Leverage, also known as debt financing, offers a useful tool for real estate investors. Leverage allows you to effectively increase your buying power which ultimately increases your properties and your chances to maximize the return on your investments.
Unfortunately, leverage can also end up working against you if it’s not used wisely. Investors should use caution when employing high leverage as part of their investing strategy. This article offers a useful introduction to the nature of leverage financing, as well as other benefits and potential risks.
The Benefits of Leverage
As mentioned above, leverage is an investment financing strategy designed to maximize the potential returns on your real estate investments. At its simplest level, leverage can allow you to make a higher stakes investment by buying more properties, thus increasing your potential payout. This is because leverage usually costs an investor less than the return that an unleveraged property would generate.
If that sounds a little confusing, don’t worry. A simple example should help you to understand the benefits of leverage. Say that you have $1 million to invest in a property. Opting for a 50 percent leverage will give you the financial power to purchase a building valued at $2 million. Yet if a second investor opted for a 75 percent leverage, they would be able to buy a $4 million building.
Now let’s assume that both of those hypothetical properties appreciate by 10 percent over the course of a year, at which point the two owners choose to sell their buildings for profit. Although both started out with the same $1 million, the second investor will make twice as much money — i.e. $400,000 compared to the $200,000 made by the first investor.
The Drawbacks of Leverage
Now that you know the benefits of leverage, lets discuss some of the potential drawbacks. It’s a fact that some investors always try to obtain as much leverage as possible. Yet higher leverage also increases your potential risks and monthly payments. If properties fail to appreciate at the expected rate you may find yourself with smaller-than-expected returns or no profit at all. When it comes to apartment buildings, having a high vacancy rate puts you in a situation where you will end up making payments to your lender without the benefit of having the cash-flow to offset the debt.
Even worse, if property values drop, as they did during the 2008 real estate market crisis, you may end up “underwater” with a mortgage balance higher than the actual value of your property and even default on the property. The higher your leverage rate, the more susceptible you are to such losses and market conditions.
Experienced residential investors realize that while every property may not make money, especially in the short term, using appropriate leverage to diversify your portfolio can eventually reduce your overall risk from vacancy loss, decline in value, capital improvements, etc.

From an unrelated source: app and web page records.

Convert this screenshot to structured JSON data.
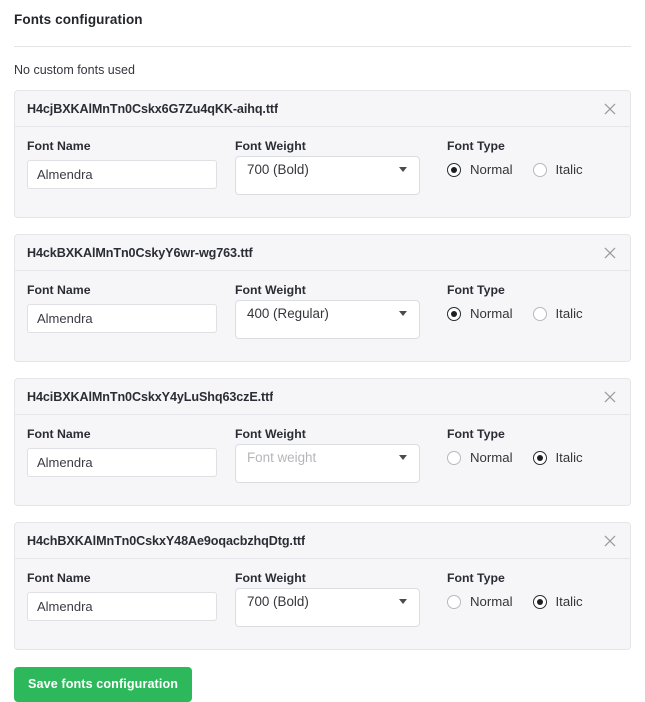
{
  "panel": {
    "title": "Fonts configuration",
    "note": "No custom fonts used"
  },
  "labels": {
    "font_name": "Font Name",
    "font_weight": "Font Weight",
    "font_type": "Font Type",
    "normal": "Normal",
    "italic": "Italic",
    "weight_placeholder": "Font weight",
    "remove_icon": "close-icon"
  },
  "colors": {
    "accent_green": "#2eb85c",
    "card_bg": "#f6f6f8",
    "card_border": "#e6e6ea",
    "input_border": "#dfdfe4",
    "select_border": "#dcdce5",
    "text": "#2b2d34",
    "placeholder": "#b5b5bb"
  },
  "fonts": [
    {
      "filename": "H4cjBXKAlMnTn0Cskx6G7Zu4qKK-aihq.ttf",
      "name_value": "Almendra",
      "weight_value": "700 (Bold)",
      "weight_is_placeholder": false,
      "type_selected": "Normal"
    },
    {
      "filename": "H4ckBXKAlMnTn0CskyY6wr-wg763.ttf",
      "name_value": "Almendra",
      "weight_value": "400 (Regular)",
      "weight_is_placeholder": false,
      "type_selected": "Normal"
    },
    {
      "filename": "H4ciBXKAlMnTn0CskxY4yLuShq63czE.ttf",
      "name_value": "Almendra",
      "weight_value": "Font weight",
      "weight_is_placeholder": true,
      "type_selected": "Italic"
    },
    {
      "filename": "H4chBXKAlMnTn0CskxY48Ae9oqacbzhqDtg.ttf",
      "name_value": "Almendra",
      "weight_value": "700 (Bold)",
      "weight_is_placeholder": false,
      "type_selected": "Italic"
    }
  ],
  "save": {
    "label": "Save fonts configuration"
  }
}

Using Leverage Wisely
How can you use leverage wisely? Well to a certain degree, investors can mitigate the risks of leverage by means of certainty of execution. All lenders have guidelines on how much they will lend out and most lenders will not go above 80% or 85% loan to cost. Some lenders will offer up to 90% or 95%, that doesn’t mean that you should take out a loan for the maximum amount or go looking for these specialty lenders. Look for deals that could be 60-80% leverage to start out, this allows you to have some financial room for economic changes or unexpected cost. Run the numbers and play out different financial scenarios.
As you diversify and grow your investments, you’ll be able to take some measurable risk and maybe take a higher leveraged property on but always run the numbers. What would happen if rents fall or you have a high vacancy rate for a couple months, what does that scenario look like for you as far as being able to make your monthly payments. In other words, you cannot count on rental income to cover your mortgage with the same degree of assurance all the time. Because of this, it would be wiser to approach your investment with a smaller amount of leverage to begin with.
The key to wise investment financing is to avoid over leveraging, thus allowing you to stay safely ahead of payments and building a solid business for decades to come. You’ll also need a strong relationship with a lender that can help you finance future properties and can structure deals with you for the long run.
As a private lender, Center Street Lending, provides residential investment loans but we also do more than just loans, we add value to our investors by sharing our real estate experience and market insights to help you succeed for years to come. We work with you to structure a loan that makes sense and our Loan Origination Managers and Executive Team is available to help with any question you may have. Center Street Lending takes pride in developing long-term relationships with our clients. In fact, a majority are repeat customers due to our professional service, financing counsel, and attractive loan terms. Let us help you finance your next deal! Contact us today at (866) 601-2813.